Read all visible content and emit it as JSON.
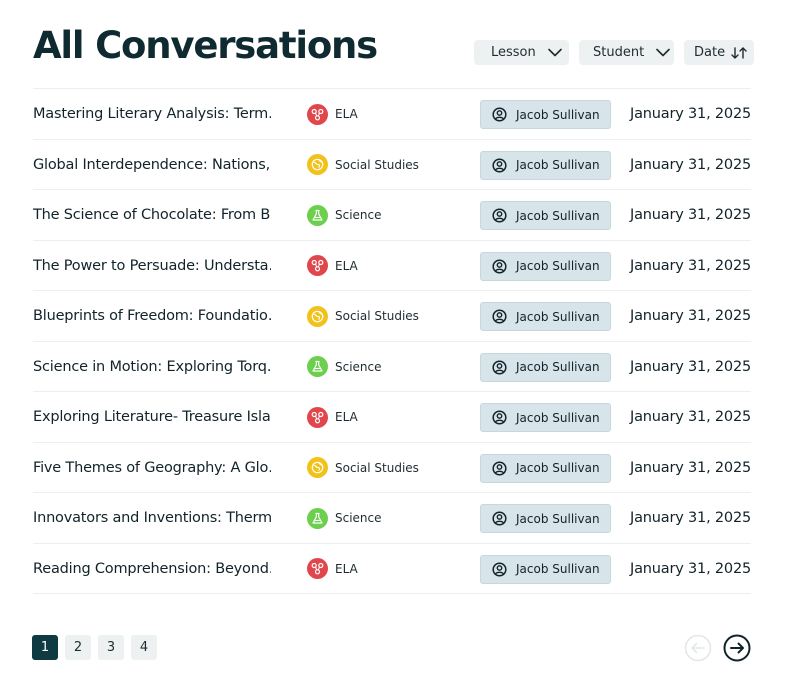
{
  "page_title": "All Conversations",
  "filters": {
    "lesson_label": "Lesson",
    "student_label": "Student",
    "date_label": "Date"
  },
  "subject_colors": {
    "ELA": "#e0474c",
    "Social Studies": "#f2c21b",
    "Science": "#6ccf4e"
  },
  "conversations": [
    {
      "title": "Mastering Literary Analysis: Term…",
      "subject": "ELA",
      "subject_icon": "molecule-icon",
      "student": "Jacob Sullivan",
      "date": "January 31, 2025"
    },
    {
      "title": "Global Interdependence: Nations,…",
      "subject": "Social Studies",
      "subject_icon": "globe-icon",
      "student": "Jacob Sullivan",
      "date": "January 31, 2025"
    },
    {
      "title": "The Science of Chocolate: From B…",
      "subject": "Science",
      "subject_icon": "flask-icon",
      "student": "Jacob Sullivan",
      "date": "January 31, 2025"
    },
    {
      "title": "The Power to Persuade: Understa…",
      "subject": "ELA",
      "subject_icon": "molecule-icon",
      "student": "Jacob Sullivan",
      "date": "January 31, 2025"
    },
    {
      "title": "Blueprints of Freedom: Foundatio…",
      "subject": "Social Studies",
      "subject_icon": "globe-icon",
      "student": "Jacob Sullivan",
      "date": "January 31, 2025"
    },
    {
      "title": "Science in Motion: Exploring Torq…",
      "subject": "Science",
      "subject_icon": "flask-icon",
      "student": "Jacob Sullivan",
      "date": "January 31, 2025"
    },
    {
      "title": "Exploring Literature- Treasure Isla…",
      "subject": "ELA",
      "subject_icon": "molecule-icon",
      "student": "Jacob Sullivan",
      "date": "January 31, 2025"
    },
    {
      "title": "Five Themes of Geography: A Glo…",
      "subject": "Social Studies",
      "subject_icon": "globe-icon",
      "student": "Jacob Sullivan",
      "date": "January 31, 2025"
    },
    {
      "title": "Innovators and Inventions: Therm…",
      "subject": "Science",
      "subject_icon": "flask-icon",
      "student": "Jacob Sullivan",
      "date": "January 31, 2025"
    },
    {
      "title": "Reading Comprehension: Beyond…",
      "subject": "ELA",
      "subject_icon": "molecule-icon",
      "student": "Jacob Sullivan",
      "date": "January 31, 2025"
    }
  ],
  "pagination": {
    "pages": [
      "1",
      "2",
      "3",
      "4"
    ],
    "current": "1"
  }
}
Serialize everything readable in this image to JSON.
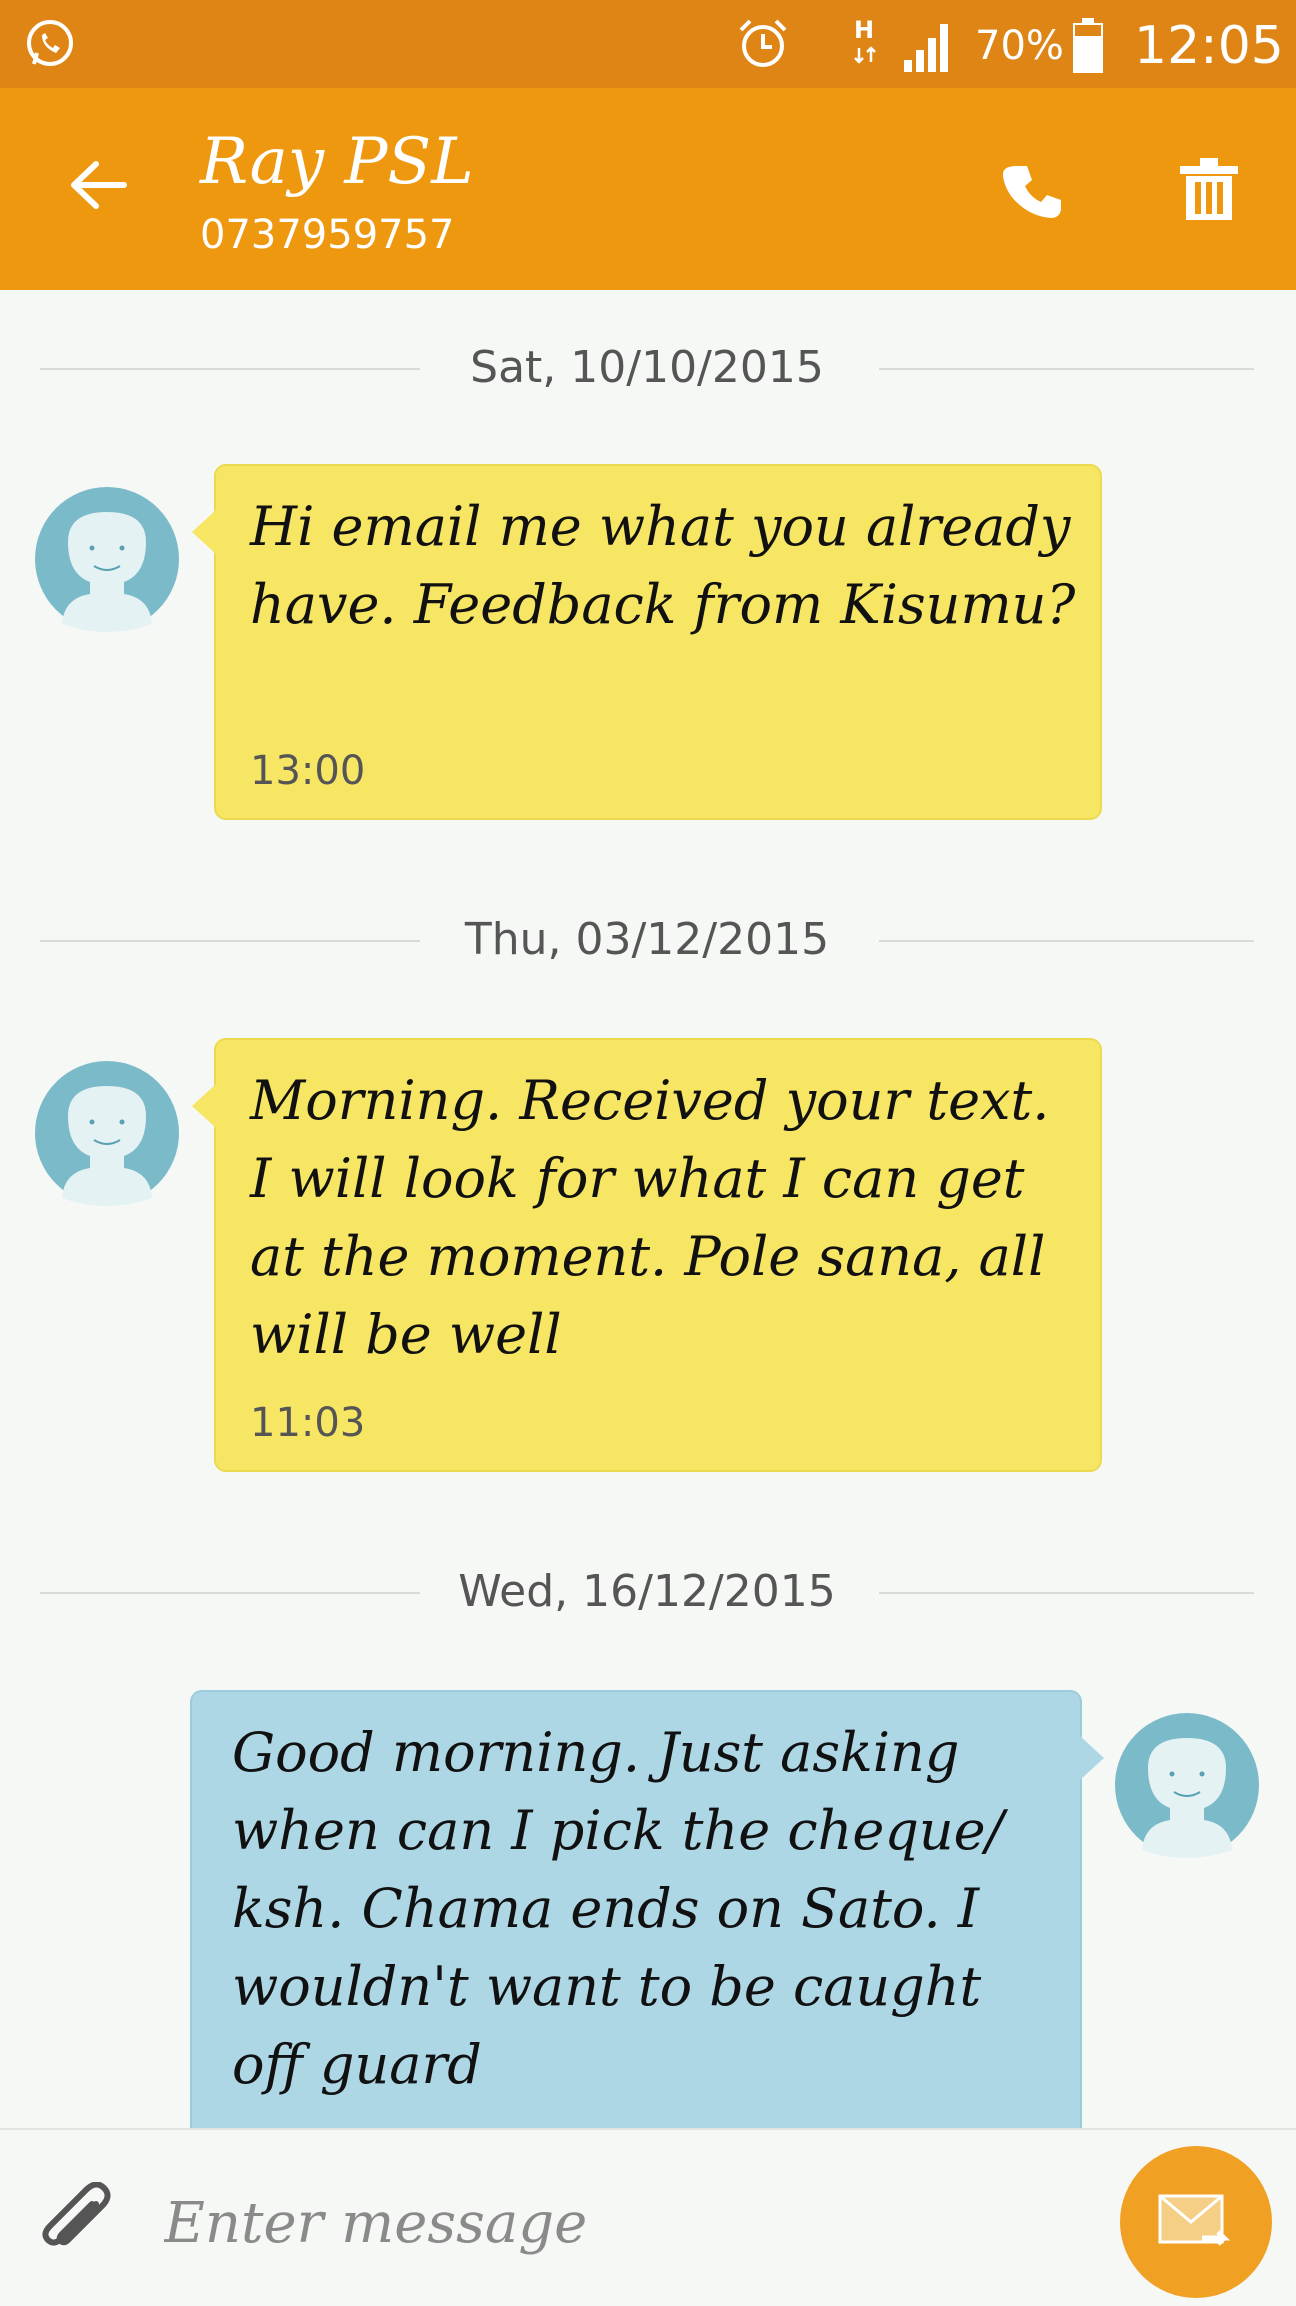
{
  "status_bar": {
    "battery_percent": "70%",
    "time": "12:05",
    "network_type": "H",
    "icons": [
      "whatsapp-icon",
      "alarm-icon",
      "hspa-icon",
      "signal-icon",
      "battery-icon"
    ]
  },
  "header": {
    "contact_name": "Ray PSL",
    "phone_number": "0737959757",
    "icons": [
      "back-arrow-icon",
      "phone-icon",
      "trash-icon"
    ]
  },
  "conversation": {
    "groups": [
      {
        "date": "Sat, 10/10/2015",
        "message": {
          "direction": "incoming",
          "text": "Hi email me what you already have. Feedback from Kisumu?",
          "time": "13:00"
        }
      },
      {
        "date": "Thu, 03/12/2015",
        "message": {
          "direction": "incoming",
          "text": "Morning. Received your text. I will look for what I can get at the moment. Pole sana, all will be well",
          "time": "11:03"
        }
      },
      {
        "date": "Wed, 16/12/2015",
        "message": {
          "direction": "outgoing",
          "text": "Good morning. Just asking when can I pick the cheque/ ksh. Chama ends on Sato. I wouldn't want to be caught off guard"
        }
      }
    ]
  },
  "composer": {
    "placeholder": "Enter message",
    "value": ""
  },
  "colors": {
    "status_bar": "#df8516",
    "app_bar": "#ee980f",
    "incoming_bubble": "#f7e564",
    "outgoing_bubble": "#aed7e6",
    "send_button": "#f0a023",
    "avatar": "#7bbac9"
  }
}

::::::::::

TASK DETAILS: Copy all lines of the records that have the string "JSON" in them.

RESULT:
Read all visible content and emit it as JSON.
Serialize everything readable in this image to JSON.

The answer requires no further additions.